Days Gone: When Boring Becomes Bad


Image Courtesy of Bend Studio and Sony Interactive Entertainment

Koby Haldorson, staff writer

In the modern entertainment world, we often support and further the creation of bad pieces of media, like going to see films in theaters for the purpose of mocking them.

When something is outright awful, some semblance of enjoyment can be extracted from it, but when something is mediocre, it can be far more disappointing.

Days Gone is an open-world third-person-shooter zombie game, that blends gaming’s biggest trends: an open-word format with zombies.

In a world with excellent zombie games, Days Gone just can’t hit the same level of quality as other games like it. It even fails as a PS4 first-party exclusive. If anything, Days Gone serves as an unfortunate reminder that tried-and-true formulas don’t always work.

Once I got my hands on it and started playing, I was somewhat disappointed. For starters, player choice, which was featured in an official gameplay showcase for Days Gone, has been almost completely removed from the final product. For some unknown reason, players no longer have any agency in the game’s story.

The ability to choose getting removed was absolutely detrimental to the game, as given how uninteresting and messy the story is, the player engagement in it could’ve helped people be more invested in the character growth.

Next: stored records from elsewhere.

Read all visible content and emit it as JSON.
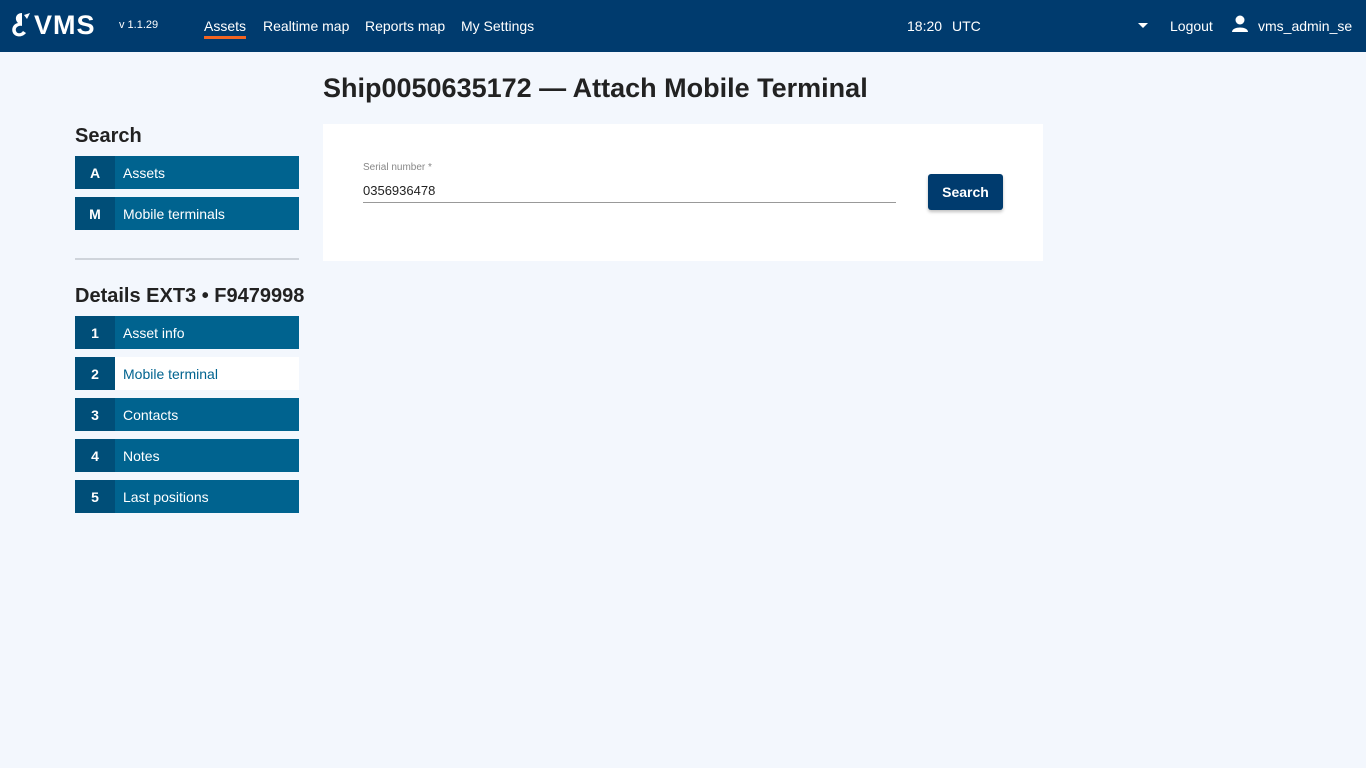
{
  "header": {
    "logo_text": "VMS",
    "version": "v 1.1.29",
    "nav": [
      "Assets",
      "Realtime map",
      "Reports map",
      "My Settings"
    ],
    "active_nav": "Assets",
    "time": "18:20",
    "timezone": "UTC",
    "logout_label": "Logout",
    "username": "vms_admin_se"
  },
  "sidebar": {
    "search_title": "Search",
    "search_items": [
      {
        "key": "A",
        "label": "Assets"
      },
      {
        "key": "M",
        "label": "Mobile terminals"
      }
    ],
    "details_title": "Details EXT3 • F9479998",
    "detail_items": [
      {
        "key": "1",
        "label": "Asset info"
      },
      {
        "key": "2",
        "label": "Mobile terminal",
        "selected": true
      },
      {
        "key": "3",
        "label": "Contacts"
      },
      {
        "key": "4",
        "label": "Notes"
      },
      {
        "key": "5",
        "label": "Last positions"
      }
    ]
  },
  "main": {
    "title": "Ship0050635172 — Attach Mobile Terminal",
    "serial_label": "Serial number *",
    "serial_value": "0356936478",
    "search_button": "Search"
  },
  "colors": {
    "header_bg": "#003b6e",
    "menu_bg": "#00638f",
    "menu_key_bg": "#004e78",
    "active_underline": "#f26522",
    "page_bg": "#f3f7fd"
  }
}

Days Gone has a messy, often confusing story. In fact, it doesn’t actually even have a central plot line until several hours into the game.

The characters can’t even redeem this game, as everyone is stereotypically post-apocalyptic or just a jerk.

The only character with any shred of personality is the player character himself, Deacon St. John, but even then he still lacks any real depth. He could be swapped with any other zombie game protagonist and nothing would change.

Mechanically, strange design choices and difficult gameplay mechanics frequently get in the way of mine actually enjoying the game.

Deacon’s bike requires constant upkeep and refueling. This makes sense, as this would be the case in real life, but unfortunately, these mechanics are seriously broken. Gas cans that can be found in the world are seemingly endless, and that may just be a good thing given how quickly the bike runs out of fuel.

One of the few good things is the world. Bend Studio did an excellent job constructing an eerie, yet beautifully overgrown post-apocalyptic vision of Oregon.

Despite what I’ve said, the game isn’t really bad, necessarily, it’s just a boring, mediocre experience.

So is Days Gone redeemable? The short answer is no. Mechanics are broken, the game is stupidly buggy, the story isn’t very interesting and is excruciatingly slow, the characters are generic and the game overall is just a boring, mediocre experience, worth maybe 40 dollars at most.

I would recommend saving your money for a better game, but if you still want to check out Days Gone, get it when it’s on a deep sale, because this game is not worth the full price.

Days Gone is available now for PlayStation 4, for $60, and is rated M for mature.